As we emerge from the pandemic, in most countries office work is resuming at scale, meaning doing hybrid work well is a priority for every organization. This topic currently makes up a considerable portion of my client work.
Many workers and executives have learned to appreciate the many positives of remote work, yet for many reasons very few companies will dispense with offices, since they can play a valuable role in highly productive organizations.
Last month I distilled thoughts on factors for success in the new era of hybrid work, but we need to delve deeper into the issues for effective organizational design.
Recently working with one of my clients on designing effective hybrid work structures, I defined five high-value roles that offices can play for companies and their staff.
Understanding these is a necessary foundation for selecting where different kinds of work should happen. However recognizing these roles also allows us to identify other ways to fulfil these vital organizational functions.

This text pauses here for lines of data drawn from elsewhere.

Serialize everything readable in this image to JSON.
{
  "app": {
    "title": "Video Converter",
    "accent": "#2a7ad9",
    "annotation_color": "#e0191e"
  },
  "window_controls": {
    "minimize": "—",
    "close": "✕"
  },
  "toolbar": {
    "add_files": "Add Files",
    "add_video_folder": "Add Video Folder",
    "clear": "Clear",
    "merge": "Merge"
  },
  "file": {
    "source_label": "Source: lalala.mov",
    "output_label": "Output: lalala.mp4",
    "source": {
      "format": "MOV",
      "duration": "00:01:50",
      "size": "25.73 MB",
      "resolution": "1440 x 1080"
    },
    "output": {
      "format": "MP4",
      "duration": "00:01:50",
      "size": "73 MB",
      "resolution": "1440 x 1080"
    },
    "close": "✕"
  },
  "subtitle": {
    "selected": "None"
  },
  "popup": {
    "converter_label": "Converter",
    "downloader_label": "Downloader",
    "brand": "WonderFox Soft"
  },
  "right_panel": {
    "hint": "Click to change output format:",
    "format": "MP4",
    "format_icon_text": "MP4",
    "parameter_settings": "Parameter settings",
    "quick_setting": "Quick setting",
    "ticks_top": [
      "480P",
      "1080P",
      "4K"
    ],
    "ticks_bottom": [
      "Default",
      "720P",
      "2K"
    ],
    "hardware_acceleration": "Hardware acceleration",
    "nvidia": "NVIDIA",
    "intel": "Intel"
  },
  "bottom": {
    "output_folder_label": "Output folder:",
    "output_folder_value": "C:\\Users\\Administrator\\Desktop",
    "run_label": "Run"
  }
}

Humans are deeply social animals. We need to interact regularly with people. Being in an office can provide company, connection, and conversation, and paves the way to spending time with others at lunch or over work. For many people it is their primary place for social interaction. Yet there are of course other places we can find human connection, for example in friendly coworking spaces, or encouraging work teams to organize face-to-face catchups that don’t necessarily need to be in an office or work environment.
Getting out of the house
Some people have a pleasant home environment including a comfortable work setup that surpasses their office arrangement. They are very happy to work from home, avoid commuting, and exercise more easily, finding they are significantly more productive. Others live in cramped or poorly lit apartments where they have to work at their kitchen table, or find that excessive time spent with their spouse or children leads to conflict. Many of these are keen to get back to the office, though again coworking spaces or other approaches can meet the same need.
An unfortunate number of people have been for the last 18 months spending much of their working hours on video calls. They have plenty of interaction with other people, but all in structured online sessions that have a defined intent. Time might be allocated for personal sharing or chit-chat, however that is just a slot on the agenda. When you are working with others in an office, there are plenty of opportunities for informal interaction with no specific intent, just chatting. These times are where organizational culture is largely formed and expressed. Staff learn more about the context of what’s happening in the company, beyond what anyone has identified as something they need to know. This provides a broader understanding, and thus is often where valuable ideas are generated. Informal conversations can happen over video calls, but they require intent and recognition of their importance.
I have worked extensively in exploring the role of organizational networks in high-performance organizations, a well-recognized success factor. Simply put, a better-networked firm will outperform its peers, with over recent years this factor becoming even more important. Since diverse networks create more value, these need to be formed not just by company structure and team design, but by fortuitous connections that drive innovation and unpredictable value creation. The office designs of Pixar and Apple’s ‘spaceship’, for example, were specifically shaped to enable these kinds of connections. Given the shift to remote work, a whole new sector of enterprise software designed to support serendipitous interactions has arisen, with some companies finding them highly useful. Arguably well-designed online systems have the potential to do better than the pure accidents of colocation.
A primary role of offices which means they will never disappear is the critical role of trust building. Arguably the main reason organizations will still exist indefinitely as they compete with distributed ventures in the economy of individuals is the degree of trust you build from extended working and socializing with colleagues. Trust massively reduces the ‘transaction costs’ of effective collaboration, making group projects and innovation far easier. This is perhaps the primary reason why virtually every large completely virtual company organizes regular in-person meetings, with for example Automattic, which has well over 1,000 distributed staff members, running quarterly meetings convening all hands.
Many suggest that innovation-oriented collaboration is best suited to an office environment. While I don’t necessarily disagree, the significant success of many virtual organizations confirm remote collaboration can result in high levels of innovation, and I believe the five factors above are the underlying issues that enable creative ideation.
Being clear on the specific value of offices – or more specifically colocated work – enables the design of optimal hybrid work, encompassing not just home and office but also third spaces. Let’s go beyond the obvious to find new ways to configure our work for wellbeing and wonderful outcomes.